If you are a developer, you must have at least a basic idea about Object Oriented Programming. But, if you are a willing to become an OOP programmer, it’s a requirement to you putting enough efforts on learning the concepts of Object Oriented Design Principles to create clean and modular designs. And it’s curious how things raised more than decades ago can be still updated.

Patterns of Enterprise Application Architecture” – Martin Fowler.

Principles Of Object Oriented Design“, compiled by Uncle Bob.

Principles about class design (SOLID):

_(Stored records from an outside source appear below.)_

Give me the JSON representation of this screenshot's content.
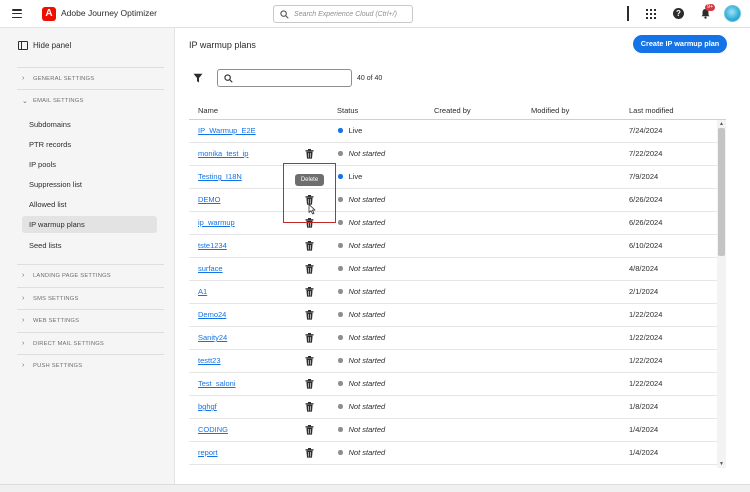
{
  "app": {
    "title": "Adobe Journey Optimizer",
    "logo_letter": "A",
    "search_placeholder": "Search Experience Cloud (Ctrl+/)",
    "notification_count": "9+"
  },
  "sidebar": {
    "hide_panel_label": "Hide panel",
    "groups": [
      {
        "label": "GENERAL SETTINGS",
        "expanded": false
      },
      {
        "label": "EMAIL SETTINGS",
        "expanded": true
      },
      {
        "label": "LANDING PAGE SETTINGS",
        "expanded": false
      },
      {
        "label": "SMS SETTINGS",
        "expanded": false
      },
      {
        "label": "WEB SETTINGS",
        "expanded": false
      },
      {
        "label": "DIRECT MAIL SETTINGS",
        "expanded": false
      },
      {
        "label": "PUSH SETTINGS",
        "expanded": false
      }
    ],
    "email_items": [
      {
        "label": "Subdomains",
        "active": false
      },
      {
        "label": "PTR records",
        "active": false
      },
      {
        "label": "IP pools",
        "active": false
      },
      {
        "label": "Suppression list",
        "active": false
      },
      {
        "label": "Allowed list",
        "active": false
      },
      {
        "label": "IP warmup plans",
        "active": true
      },
      {
        "label": "Seed lists",
        "active": false
      }
    ]
  },
  "main": {
    "title": "IP warmup plans",
    "create_button": "Create IP warmup plan",
    "search_value": "",
    "count": "40 of 40",
    "columns": [
      "Name",
      "Status",
      "Created by",
      "Modified by",
      "Last modified"
    ],
    "rows": [
      {
        "name": "IP_Warmup_E2E",
        "status": "Live",
        "created_by": "",
        "modified_by": "",
        "last_modified": "7/24/2024",
        "deletable": false
      },
      {
        "name": "monika_test_ip",
        "status": "Not started",
        "created_by": "",
        "modified_by": "",
        "last_modified": "7/22/2024",
        "deletable": true
      },
      {
        "name": "Testing_I18N",
        "status": "Live",
        "created_by": "",
        "modified_by": "",
        "last_modified": "7/9/2024",
        "deletable": false
      },
      {
        "name": "DEMO",
        "status": "Not started",
        "created_by": "",
        "modified_by": "",
        "last_modified": "6/26/2024",
        "deletable": true
      },
      {
        "name": "ip_warmup",
        "status": "Not started",
        "created_by": "",
        "modified_by": "",
        "last_modified": "6/26/2024",
        "deletable": true
      },
      {
        "name": "tste1234",
        "status": "Not started",
        "created_by": "",
        "modified_by": "",
        "last_modified": "6/10/2024",
        "deletable": true
      },
      {
        "name": "surface",
        "status": "Not started",
        "created_by": "",
        "modified_by": "",
        "last_modified": "4/8/2024",
        "deletable": true
      },
      {
        "name": "A1",
        "status": "Not started",
        "created_by": "",
        "modified_by": "",
        "last_modified": "2/1/2024",
        "deletable": true
      },
      {
        "name": "Demo24",
        "status": "Not started",
        "created_by": "",
        "modified_by": "",
        "last_modified": "1/22/2024",
        "deletable": true
      },
      {
        "name": "Sanity24",
        "status": "Not started",
        "created_by": "",
        "modified_by": "",
        "last_modified": "1/22/2024",
        "deletable": true
      },
      {
        "name": "testt23",
        "status": "Not started",
        "created_by": "",
        "modified_by": "",
        "last_modified": "1/22/2024",
        "deletable": true
      },
      {
        "name": "Test_saloni",
        "status": "Not started",
        "created_by": "",
        "modified_by": "",
        "last_modified": "1/22/2024",
        "deletable": true
      },
      {
        "name": "bghgf",
        "status": "Not started",
        "created_by": "",
        "modified_by": "",
        "last_modified": "1/8/2024",
        "deletable": true
      },
      {
        "name": "CODING",
        "status": "Not started",
        "created_by": "",
        "modified_by": "",
        "last_modified": "1/4/2024",
        "deletable": true
      },
      {
        "name": "report",
        "status": "Not started",
        "created_by": "",
        "modified_by": "",
        "last_modified": "1/4/2024",
        "deletable": true
      }
    ],
    "tooltip": "Delete"
  },
  "colors": {
    "accent": "#1473e6",
    "live_dot": "#1473e6",
    "not_started_dot": "#8e8e8e",
    "brand": "#eb1000",
    "highlight": "#c42a2a"
  },
  "icons": [
    "menu-icon",
    "adobe-logo-icon",
    "search-icon",
    "apps-grid-icon",
    "help-icon",
    "bell-icon",
    "panel-icon",
    "chevron-right-icon",
    "chevron-down-icon",
    "filter-icon",
    "trash-icon",
    "cursor-icon"
  ]
}
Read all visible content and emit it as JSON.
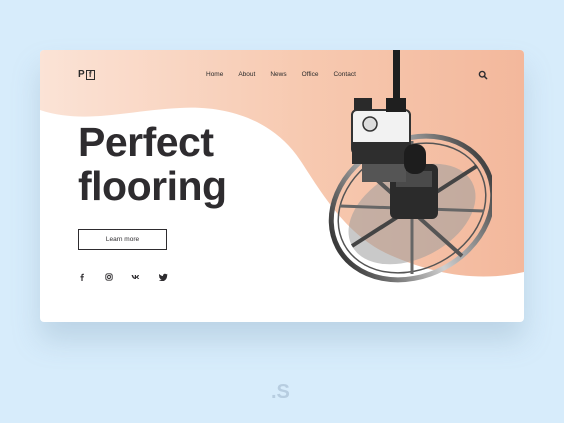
{
  "brand": {
    "logo_left": "P",
    "logo_right": "f"
  },
  "nav": {
    "items": [
      {
        "label": "Home"
      },
      {
        "label": "About"
      },
      {
        "label": "News"
      },
      {
        "label": "Office"
      },
      {
        "label": "Contact"
      }
    ]
  },
  "hero": {
    "title_line1": "Perfect",
    "title_line2": "flooring",
    "cta_label": "Learn more"
  },
  "socials": [
    "facebook-icon",
    "instagram-icon",
    "vk-icon",
    "twitter-icon"
  ],
  "colors": {
    "accent_peach": "#f6c7ad",
    "text_dark": "#2e2c2f",
    "page_bg": "#d7ecfb"
  },
  "watermark": ".S"
}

SRP The Single Responsibility Principle A class should have one, and only one, reason to change.
OCP The Open Closed Principle You should be able to extend a classes behavior, without modifying it.
LSP The Liskov Substitution Principle Derived classes must be substitutable for their base classes.
ISP The Interface Segregation Principle Make fine grained interfaces that are client specific.
DIP The Dependency Inversion Principle Depend on abstractions, not on concretions.

Principles about package cohesion:

REP The Release Reuse Equivalency Principle The granule of reuse is the granule of release.
CCP The Common Closure Principle Classes that change together are packaged together.
CRP The Common Reuse Principle Classes that are used together are packaged together

Principles about the couplings between packages:

ADP The Acyclic Dependencies Principle The dependency graph of packages must have no cycles.
SDP The Stable Dependencies Principle Depend in the direction of stability.
SAP The Stable Abstractions Principle Abstractness increases with stability

Besides that, there are a bulck of others object oriented design principles that are equally important:

  1. DRY (Don’t repeat yourself) — avoids duplication in code.
  2. Encapsulate what changes — hides implementation detail, helps in maintenance.
  3. Favor Composition over Inheritance — code reuse without cost of inflexibility.
  4. Programming for Interface — helps in maintenance, improves flexibility.
  5. Delegation principle — don’t do all things by yourself, delegate it.